  plpData =  plpData,
  modelSettings = modelSettings,
  testSplit = testSplit,
  testFraction = testFraction,
  trainFractions = trainFractions,
  splitSeed = 1000
)

Demo

We have added a demo of the learningcurve:

# Show all demos in our package: 
 demo(package = "PatientLevelPrediction")

# Run the learning curve
 demo("LearningCurveDemo", package = "PatientLevelPrediction")

Do note that running this demo can take a considerable amount of time (15 min on Quad core running in parallel)!

Acknowledgments

Considerable work has been dedicated to provide the PatientLevelPrediction package.

citation("PatientLevelPrediction")
## 
## To cite PatientLevelPrediction in publications use:
## 
## Reps JM, Schuemie MJ, Suchard MA, Ryan PB, Rijnbeek P (2018).
## "Design and implementation of a standardized framework to generate
## and evaluate patient-level prediction models using observational
## healthcare data." _Journal of the American Medical Informatics
## Association_, *25*(8), 969-975. <URL:
## https://doi.org/10.1093/jamia/ocy032>.
## 
## A BibTeX entry for LaTeX users is
## 
##   @Article{,
##     author = {J. M. Reps and M. J. Schuemie and M. A. Suchard and P. B. Ryan and P. Rijnbeek},
##     title = {Design and implementation of a standardized framework to generate and evaluate patient-level prediction models using observational healthcare data},
##     journal = {Journal of the American Medical Informatics Association},
##     volume = {25},
##     number = {8},
##     pages = {969-975},
##     year = {2018},
##     url = {https://doi.org/10.1093/jamia/ocy032},
##   }

Please reference this paper if you use the PLP Package in your work:

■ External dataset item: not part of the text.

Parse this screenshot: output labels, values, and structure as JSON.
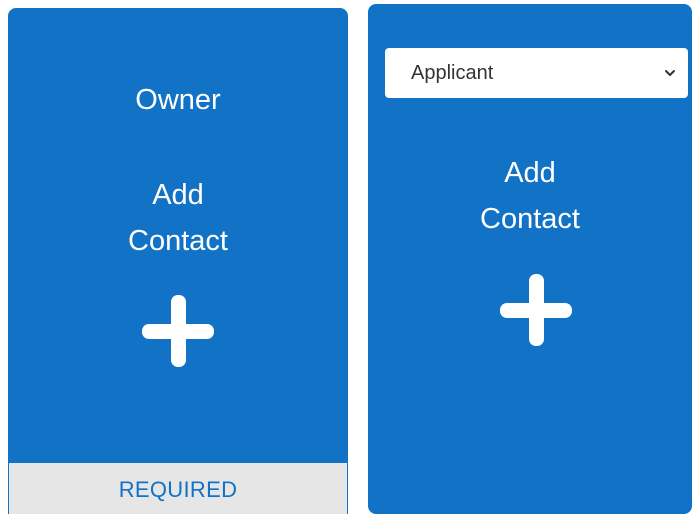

Reps JM, Schuemie MJ, Suchard MA, Ryan PB, Rijnbeek PR. Design and implementation of a standardized framework to generate and evaluate patient-level prediction models using observational healthcare data. J Am Med Inform Assoc. 2018;25(8):969-975.